INSTRUCTIONS FOR THE TASK: Across the records, how many lines contain "JSON"? Answer with the number alone.

[Dataset excerpts]

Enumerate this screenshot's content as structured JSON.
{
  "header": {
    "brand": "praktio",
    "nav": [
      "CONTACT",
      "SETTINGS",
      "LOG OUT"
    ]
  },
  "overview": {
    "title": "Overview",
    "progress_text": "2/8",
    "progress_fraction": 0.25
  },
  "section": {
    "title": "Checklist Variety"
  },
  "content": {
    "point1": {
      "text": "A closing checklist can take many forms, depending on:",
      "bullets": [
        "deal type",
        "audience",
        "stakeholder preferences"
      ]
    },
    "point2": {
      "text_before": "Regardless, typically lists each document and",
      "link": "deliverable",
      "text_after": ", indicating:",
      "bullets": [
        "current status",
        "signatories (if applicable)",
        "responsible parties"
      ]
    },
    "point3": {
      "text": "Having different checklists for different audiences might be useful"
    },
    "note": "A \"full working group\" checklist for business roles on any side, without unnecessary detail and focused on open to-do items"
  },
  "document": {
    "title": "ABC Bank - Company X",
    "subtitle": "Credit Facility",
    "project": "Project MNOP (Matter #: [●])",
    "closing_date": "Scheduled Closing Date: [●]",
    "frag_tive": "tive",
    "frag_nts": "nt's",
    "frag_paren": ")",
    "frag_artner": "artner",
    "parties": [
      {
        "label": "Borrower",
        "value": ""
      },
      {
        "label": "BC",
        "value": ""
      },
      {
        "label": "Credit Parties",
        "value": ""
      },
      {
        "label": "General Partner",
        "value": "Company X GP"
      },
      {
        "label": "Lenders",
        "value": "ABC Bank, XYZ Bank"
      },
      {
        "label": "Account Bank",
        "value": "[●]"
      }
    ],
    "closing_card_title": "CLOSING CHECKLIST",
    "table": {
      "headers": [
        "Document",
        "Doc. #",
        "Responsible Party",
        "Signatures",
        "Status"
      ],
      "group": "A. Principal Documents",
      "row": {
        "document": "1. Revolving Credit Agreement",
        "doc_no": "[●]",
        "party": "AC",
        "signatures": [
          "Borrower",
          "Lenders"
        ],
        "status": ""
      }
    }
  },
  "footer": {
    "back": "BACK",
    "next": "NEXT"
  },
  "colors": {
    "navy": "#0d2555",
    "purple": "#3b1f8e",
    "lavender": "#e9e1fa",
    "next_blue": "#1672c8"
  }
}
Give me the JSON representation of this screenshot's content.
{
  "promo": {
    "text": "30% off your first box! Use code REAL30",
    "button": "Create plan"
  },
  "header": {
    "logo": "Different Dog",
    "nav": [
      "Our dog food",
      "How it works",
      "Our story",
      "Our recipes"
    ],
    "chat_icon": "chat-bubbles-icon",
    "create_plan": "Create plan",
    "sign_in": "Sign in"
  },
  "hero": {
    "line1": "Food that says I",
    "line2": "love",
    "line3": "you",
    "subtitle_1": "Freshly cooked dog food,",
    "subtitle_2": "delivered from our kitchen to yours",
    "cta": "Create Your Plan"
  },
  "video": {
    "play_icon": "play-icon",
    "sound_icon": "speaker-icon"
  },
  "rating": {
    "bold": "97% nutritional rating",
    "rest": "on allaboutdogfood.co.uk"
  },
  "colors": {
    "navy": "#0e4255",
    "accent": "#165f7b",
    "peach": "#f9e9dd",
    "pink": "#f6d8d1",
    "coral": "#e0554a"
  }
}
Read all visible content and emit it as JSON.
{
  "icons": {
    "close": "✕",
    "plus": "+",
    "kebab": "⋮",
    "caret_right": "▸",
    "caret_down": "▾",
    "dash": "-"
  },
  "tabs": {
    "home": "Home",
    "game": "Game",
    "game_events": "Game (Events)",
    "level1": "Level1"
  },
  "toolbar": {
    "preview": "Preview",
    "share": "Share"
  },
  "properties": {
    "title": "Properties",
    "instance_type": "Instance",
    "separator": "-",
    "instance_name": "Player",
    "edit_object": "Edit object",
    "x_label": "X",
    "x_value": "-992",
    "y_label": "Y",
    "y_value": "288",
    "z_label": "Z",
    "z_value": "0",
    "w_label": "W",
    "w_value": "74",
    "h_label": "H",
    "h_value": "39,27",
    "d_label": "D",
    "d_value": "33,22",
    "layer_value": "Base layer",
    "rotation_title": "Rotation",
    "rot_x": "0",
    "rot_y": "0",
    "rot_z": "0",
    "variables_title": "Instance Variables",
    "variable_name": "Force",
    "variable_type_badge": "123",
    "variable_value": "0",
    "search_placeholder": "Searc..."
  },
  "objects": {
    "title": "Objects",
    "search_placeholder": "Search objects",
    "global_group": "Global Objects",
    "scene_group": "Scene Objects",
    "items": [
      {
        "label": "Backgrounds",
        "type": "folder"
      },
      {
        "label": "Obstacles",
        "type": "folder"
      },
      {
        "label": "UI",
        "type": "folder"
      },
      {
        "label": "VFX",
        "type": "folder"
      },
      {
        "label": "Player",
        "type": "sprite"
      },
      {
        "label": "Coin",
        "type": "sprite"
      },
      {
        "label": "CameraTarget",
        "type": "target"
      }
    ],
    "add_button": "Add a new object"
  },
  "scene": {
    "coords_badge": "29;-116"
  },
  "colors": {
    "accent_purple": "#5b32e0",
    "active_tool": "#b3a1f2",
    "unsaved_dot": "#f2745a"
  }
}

PROBLEM SOLUTION: 3